Through The Looking Glass

Neeley Remmers

Let me begin this blog entry by first apologizing to those of you who had hoped to maybe learn another snippet of cancer biology or read a summary of a couple interesting scientific papers. Instead, this week’s entry is going to be more a reflection of my graduate career. Forewarning, I think my brain is still recovering from the intense past few weeks so I can only hope that my thoughts seem somewhat connected.

I have to confess, this decision is totally influenced by the fact that I just defended my thesis two days ago and I had the opportunity to interact with students still in their first couple of years of graduate school while attending a conference last weekend. The conversation I had with these students got me thinking about the roller-coaster ride that is graduate school. We all agreed that upon first starting graduate school, the prospect of scientific research was exciting and full of possibilities. Even after we joined a lab and started our own projects, the excitement grew a little because we finally were (somewhat) in charge of our own projects rather than just being another rotating student. Eventually, as we progressed through our second year of graduate school and got deeper into our projects, the shininess of scientific research started to fade and wore off completely once you had completed your coursework and only had your project to worry about. Unless you were incredibly luck and every one of your experiments worked (in which to those of you claiming this to be the case, please send share your good karma with the rest of us!!) you inevitably ran into more brick walls than you can count. If you were like me and my friends, during these times you might come up with alternative career paths. For instance, one day one of my lab colleagues and I thought a better career path might be to open an all-inclusive wedding venue.
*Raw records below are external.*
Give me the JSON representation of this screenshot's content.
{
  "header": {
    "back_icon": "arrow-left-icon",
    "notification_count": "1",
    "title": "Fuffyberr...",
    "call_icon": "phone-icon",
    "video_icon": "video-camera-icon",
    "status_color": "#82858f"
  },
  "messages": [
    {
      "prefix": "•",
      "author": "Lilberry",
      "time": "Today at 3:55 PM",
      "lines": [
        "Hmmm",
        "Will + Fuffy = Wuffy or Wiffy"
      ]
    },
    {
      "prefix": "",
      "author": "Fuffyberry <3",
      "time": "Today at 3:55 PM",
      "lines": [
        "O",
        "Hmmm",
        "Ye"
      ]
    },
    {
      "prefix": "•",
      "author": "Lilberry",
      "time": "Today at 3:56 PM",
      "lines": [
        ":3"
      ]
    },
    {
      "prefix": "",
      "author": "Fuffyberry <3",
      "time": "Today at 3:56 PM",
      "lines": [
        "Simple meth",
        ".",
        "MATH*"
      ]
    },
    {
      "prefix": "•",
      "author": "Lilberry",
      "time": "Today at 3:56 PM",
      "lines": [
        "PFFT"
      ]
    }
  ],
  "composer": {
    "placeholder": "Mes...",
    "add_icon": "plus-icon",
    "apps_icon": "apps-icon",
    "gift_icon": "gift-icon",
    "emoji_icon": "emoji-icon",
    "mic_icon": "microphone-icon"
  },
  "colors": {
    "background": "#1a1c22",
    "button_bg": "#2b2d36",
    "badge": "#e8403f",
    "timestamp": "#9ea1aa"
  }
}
We even mapped out an entire business plan and just needed to decide on a location when her project started to take off and she decided to stick with science after all. Since my project was still dead in its tracks, I thought perhaps a good career choice would be to train monkeys to serve on the front lines for the military (think about it, who would suspect monkeys to be the enemy?). Fortunately for me, my project finally started to take off right before I made a really bad choice to switch careers to be a monkey trainer and the prospect of scientific research got a little shinier again.
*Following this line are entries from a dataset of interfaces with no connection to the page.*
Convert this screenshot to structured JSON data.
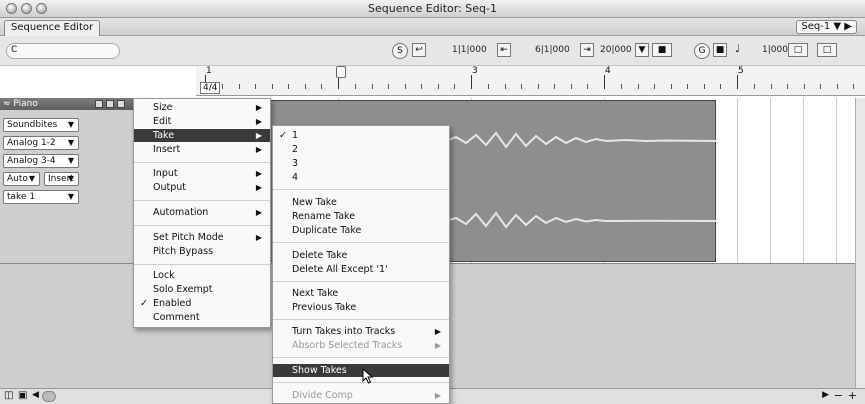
{
  "window": {
    "title": "Sequence Editor: Seq-1"
  },
  "toolbar": {
    "tab_label": "Sequence Editor",
    "seq_menu": "Seq-1 ▼"
  },
  "transport": {
    "search_letter": "C",
    "position": "1|1|000",
    "end": "6|1|000",
    "length": "20|000",
    "grid_value": "1|000"
  },
  "ruler": {
    "bars": [
      "1",
      "2",
      "3",
      "4",
      "5"
    ],
    "time_signature": "4/4"
  },
  "track": {
    "name": "≈ Piano",
    "input": "Soundbites",
    "output1": "Analog 1-2",
    "output2": "Analog 3-4",
    "mode": "Auto",
    "insert": "Insert",
    "take": "take 1"
  },
  "context_menu": {
    "items": [
      {
        "label": "Size",
        "sub": "▶"
      },
      {
        "label": "Edit",
        "sub": "▶"
      },
      {
        "label": "Take",
        "sub": "▶"
      },
      {
        "label": "Insert",
        "sub": "▶"
      },
      {
        "label": "Input",
        "sub": "▶"
      },
      {
        "label": "Output",
        "sub": "▶"
      },
      {
        "label": "Automation",
        "sub": "▶"
      },
      {
        "label": "Set Pitch Mode",
        "sub": "▶"
      },
      {
        "label": "Pitch Bypass"
      },
      {
        "label": "Lock"
      },
      {
        "label": "Solo Exempt"
      },
      {
        "label": "Enabled",
        "check": "✓"
      },
      {
        "label": "Comment"
      }
    ]
  },
  "take_submenu": {
    "takes": [
      "1",
      "2",
      "3",
      "4"
    ],
    "checked_mark": "✓",
    "items": [
      "New Take",
      "Rename Take",
      "Duplicate Take",
      "Delete Take",
      "Delete All Except '1'",
      "Next Take",
      "Previous Take",
      "Turn Takes into Tracks",
      "Absorb Selected Tracks",
      "Show Takes",
      "Divide Comp"
    ],
    "arrow": "▶"
  }
}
Point is I think for most of us as we build careers in scientific research, our feelings towards science are cyclic. There will be times when things in the lab are going well making scientific research exciting again or we were just inspired and pumped up about research after having just attended an amazing conference. Unfortunately, those periods are followed by bouts of dimness because we seem to run into brick wall after brick wall in our experiments and we begin to question why we ever decided to pursue this career path over becoming a monkey trainer. I can’t comment on life past graduate school just yet, but I do know that once you do get to the end of your graduate career no matter how far off it may seem, there may be a moment when you feel a sense of accomplishment to see all of your data wrapped neatly into a thesis, wondering where did the time go, excitement to be done and moving on, fearful to be done and moving on, and sadness to be leaving your lab members behind. I definitely had my doubts along the way, but I am glad I decided to stick with graduate school and science. Those three letters behind my name have opened a world of opportunities and I’m excited to see what adventure they will take me on next. But mostly, I’m relieved that I will no longer have to find a way to answer the question from my family and friends, “When are you going to finally graduate?”

Thanks for letting me ramble on about the emotional side of science and I promise my next post will be more thought-provoking and scientific.